[LISTED ENTRIES — start]

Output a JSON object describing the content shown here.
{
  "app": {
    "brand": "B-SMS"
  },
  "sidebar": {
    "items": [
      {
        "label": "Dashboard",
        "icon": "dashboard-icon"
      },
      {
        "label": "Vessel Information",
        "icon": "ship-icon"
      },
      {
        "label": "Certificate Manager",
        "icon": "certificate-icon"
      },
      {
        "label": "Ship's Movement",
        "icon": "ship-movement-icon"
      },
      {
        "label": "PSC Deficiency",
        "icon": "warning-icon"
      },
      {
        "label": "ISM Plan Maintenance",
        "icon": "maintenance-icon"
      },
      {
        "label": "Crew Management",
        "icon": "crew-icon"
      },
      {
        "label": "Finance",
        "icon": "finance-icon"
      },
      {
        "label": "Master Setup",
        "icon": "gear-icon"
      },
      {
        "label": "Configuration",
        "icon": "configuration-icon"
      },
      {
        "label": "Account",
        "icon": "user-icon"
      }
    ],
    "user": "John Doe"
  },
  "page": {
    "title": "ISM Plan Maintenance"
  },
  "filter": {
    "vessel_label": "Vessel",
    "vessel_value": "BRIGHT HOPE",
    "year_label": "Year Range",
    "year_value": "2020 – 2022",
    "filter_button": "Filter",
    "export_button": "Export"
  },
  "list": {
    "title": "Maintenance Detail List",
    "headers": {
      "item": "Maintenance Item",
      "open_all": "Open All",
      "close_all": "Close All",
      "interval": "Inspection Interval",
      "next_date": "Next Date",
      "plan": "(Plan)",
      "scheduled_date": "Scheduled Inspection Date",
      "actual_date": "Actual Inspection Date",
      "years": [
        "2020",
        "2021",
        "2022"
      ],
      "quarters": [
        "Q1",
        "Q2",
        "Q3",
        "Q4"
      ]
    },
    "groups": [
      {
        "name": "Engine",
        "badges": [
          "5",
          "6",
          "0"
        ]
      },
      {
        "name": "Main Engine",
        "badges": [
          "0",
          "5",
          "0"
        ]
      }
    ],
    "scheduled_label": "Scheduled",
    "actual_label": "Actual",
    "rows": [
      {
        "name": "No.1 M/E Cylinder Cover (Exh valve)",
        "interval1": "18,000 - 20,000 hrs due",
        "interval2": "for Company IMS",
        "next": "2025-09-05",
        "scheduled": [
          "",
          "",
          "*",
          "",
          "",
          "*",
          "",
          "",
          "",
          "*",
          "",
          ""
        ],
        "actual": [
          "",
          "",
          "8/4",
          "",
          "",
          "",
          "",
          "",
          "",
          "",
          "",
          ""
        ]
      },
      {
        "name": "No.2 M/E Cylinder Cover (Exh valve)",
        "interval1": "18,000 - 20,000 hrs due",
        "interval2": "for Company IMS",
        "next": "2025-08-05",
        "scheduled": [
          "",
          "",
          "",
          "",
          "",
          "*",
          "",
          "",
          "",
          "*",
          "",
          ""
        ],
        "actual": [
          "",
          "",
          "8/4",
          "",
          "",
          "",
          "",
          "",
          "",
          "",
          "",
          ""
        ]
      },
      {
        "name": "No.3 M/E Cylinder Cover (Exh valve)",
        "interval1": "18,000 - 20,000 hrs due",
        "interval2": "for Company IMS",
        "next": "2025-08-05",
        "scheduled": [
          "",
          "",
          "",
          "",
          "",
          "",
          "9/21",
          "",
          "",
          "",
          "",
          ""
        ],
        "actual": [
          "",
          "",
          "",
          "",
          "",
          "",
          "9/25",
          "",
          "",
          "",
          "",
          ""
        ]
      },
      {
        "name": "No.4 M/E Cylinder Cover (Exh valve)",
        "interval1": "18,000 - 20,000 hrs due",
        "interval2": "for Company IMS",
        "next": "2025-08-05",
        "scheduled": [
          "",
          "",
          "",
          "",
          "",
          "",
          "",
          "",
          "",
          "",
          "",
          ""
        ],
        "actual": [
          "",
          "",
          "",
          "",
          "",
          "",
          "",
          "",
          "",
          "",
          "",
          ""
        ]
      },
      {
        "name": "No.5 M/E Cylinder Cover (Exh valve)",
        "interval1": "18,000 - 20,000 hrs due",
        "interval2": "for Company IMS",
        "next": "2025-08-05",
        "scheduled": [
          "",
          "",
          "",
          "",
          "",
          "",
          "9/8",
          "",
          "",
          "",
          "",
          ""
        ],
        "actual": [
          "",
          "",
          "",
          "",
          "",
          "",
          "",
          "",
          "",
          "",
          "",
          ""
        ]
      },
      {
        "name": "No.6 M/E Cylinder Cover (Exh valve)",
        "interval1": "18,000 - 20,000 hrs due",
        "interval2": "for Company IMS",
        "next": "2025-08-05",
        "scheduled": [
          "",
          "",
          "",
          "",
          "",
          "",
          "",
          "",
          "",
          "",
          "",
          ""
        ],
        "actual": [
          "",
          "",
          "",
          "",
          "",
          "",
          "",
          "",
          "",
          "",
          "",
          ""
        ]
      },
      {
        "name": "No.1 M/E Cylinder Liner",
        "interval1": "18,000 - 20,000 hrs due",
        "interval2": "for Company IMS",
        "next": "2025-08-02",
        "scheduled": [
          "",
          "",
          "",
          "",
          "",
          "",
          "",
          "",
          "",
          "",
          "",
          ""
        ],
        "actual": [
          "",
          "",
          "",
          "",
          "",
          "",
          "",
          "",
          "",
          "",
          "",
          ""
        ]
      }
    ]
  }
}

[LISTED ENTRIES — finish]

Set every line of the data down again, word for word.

■ **ANSWER TO THE EXERCISE**
Output a JSON object describing the content shown here.
{
  "app": {
    "brand": "B-SMS"
  },
  "sidebar": {
    "items": [
      {
        "label": "Dashboard",
        "icon": "dashboard-icon"
      },
      {
        "label": "Vessel Information",
        "icon": "ship-icon"
      },
      {
        "label": "Certificate Manager",
        "icon": "certificate-icon"
      },
      {
        "label": "Ship's Movement",
        "icon": "ship-movement-icon"
      },
      {
        "label": "PSC Deficiency",
        "icon": "warning-icon"
      },
      {
        "label": "ISM Plan Maintenance",
        "icon": "maintenance-icon"
      },
      {
        "label": "Crew Management",
        "icon": "crew-icon"
      },
      {
        "label": "Finance",
        "icon": "finance-icon"
      },
      {
        "label": "Master Setup",
        "icon": "gear-icon"
      },
      {
        "label": "Configuration",
        "icon": "configuration-icon"
      },
      {
        "label": "Account",
        "icon": "user-icon"
      }
    ],
    "user": "John Doe"
  },
  "page": {
    "title": "ISM Plan Maintenance"
  },
  "filter": {
    "vessel_label": "Vessel",
    "vessel_value": "BRIGHT HOPE",
    "year_label": "Year Range",
    "year_value": "2020 – 2022",
    "filter_button": "Filter",
    "export_button": "Export"
  },
  "list": {
    "title": "Maintenance Detail List",
    "headers": {
      "item": "Maintenance Item",
      "open_all": "Open All",
      "close_all": "Close All",
      "interval": "Inspection Interval",
      "next_date": "Next Date",
      "plan": "(Plan)",
      "scheduled_date": "Scheduled Inspection Date",
      "actual_date": "Actual Inspection Date",
      "years": [
        "2020",
        "2021",
        "2022"
      ],
      "quarters": [
        "Q1",
        "Q2",
        "Q3",
        "Q4"
      ]
    },
    "groups": [
      {
        "name": "Engine",
        "badges": [
          "5",
          "6",
          "0"
        ]
      },
      {
        "name": "Main Engine",
        "badges": [
          "0",
          "5",
          "0"
        ]
      }
    ],
    "scheduled_label": "Scheduled",
    "actual_label": "Actual",
    "rows": [
      {
        "name": "No.1 M/E Cylinder Cover (Exh valve)",
        "interval1": "18,000 - 20,000 hrs due",
        "interval2": "for Company IMS",
        "next": "2025-09-05",
        "scheduled": [
          "",
          "",
          "*",
          "",
          "",
          "*",
          "",
          "",
          "",
          "*",
          "",
          ""
        ],
        "actual": [
          "",
          "",
          "8/4",
          "",
          "",
          "",
          "",
          "",
          "",
          "",
          "",
          ""
        ]
      },
      {
        "name": "No.2 M/E Cylinder Cover (Exh valve)",
        "interval1": "18,000 - 20,000 hrs due",
        "interval2": "for Company IMS",
        "next": "2025-08-05",
        "scheduled": [
          "",
          "",
          "",
          "",
          "",
          "*",
          "",
          "",
          "",
          "*",
          "",
          ""
        ],
        "actual": [
          "",
          "",
          "8/4",
          "",
          "",
          "",
          "",
          "",
          "",
          "",
          "",
          ""
        ]
      },
      {
        "name": "No.3 M/E Cylinder Cover (Exh valve)",
        "interval1": "18,000 - 20,000 hrs due",
        "interval2": "for Company IMS",
        "next": "2025-08-05",
        "scheduled": [
          "",
          "",
          "",
          "",
          "",
          "",
          "9/21",
          "",
          "",
          "",
          "",
          ""
        ],
        "actual": [
          "",
          "",
          "",
          "",
          "",
          "",
          "9/25",
          "",
          "",
          "",
          "",
          ""
        ]
      },
      {
        "name": "No.4 M/E Cylinder Cover (Exh valve)",
        "interval1": "18,000 - 20,000 hrs due",
        "interval2": "for Company IMS",
        "next": "2025-08-05",
        "scheduled": [
          "",
          "",
          "",
          "",
          "",
          "",
          "",
          "",
          "",
          "",
          "",
          ""
        ],
        "actual": [
          "",
          "",
          "",
          "",
          "",
          "",
          "",
          "",
          "",
          "",
          "",
          ""
        ]
      },
      {
        "name": "No.5 M/E Cylinder Cover (Exh valve)",
        "interval1": "18,000 - 20,000 hrs due",
        "interval2": "for Company IMS",
        "next": "2025-08-05",
        "scheduled": [
          "",
          "",
          "",
          "",
          "",
          "",
          "9/8",
          "",
          "",
          "",
          "",
          ""
        ],
        "actual": [
          "",
          "",
          "",
          "",
          "",
          "",
          "",
          "",
          "",
          "",
          "",
          ""
        ]
      },
      {
        "name": "No.6 M/E Cylinder Cover (Exh valve)",
        "interval1": "18,000 - 20,000 hrs due",
        "interval2": "for Company IMS",
        "next": "2025-08-05",
        "scheduled": [
          "",
          "",
          "",
          "",
          "",
          "",
          "",
          "",
          "",
          "",
          "",
          ""
        ],
        "actual": [
          "",
          "",
          "",
          "",
          "",
          "",
          "",
          "",
          "",
          "",
          "",
          ""
        ]
      },
      {
        "name": "No.1 M/E Cylinder Liner",
        "interval1": "18,000 - 20,000 hrs due",
        "interval2": "for Company IMS",
        "next": "2025-08-02",
        "scheduled": [
          "",
          "",
          "",
          "",
          "",
          "",
          "",
          "",
          "",
          "",
          "",
          ""
        ],
        "actual": [
          "",
          "",
          "",
          "",
          "",
          "",
          "",
          "",
          "",
          "",
          "",
          ""
        ]
      }
    ]
  }
}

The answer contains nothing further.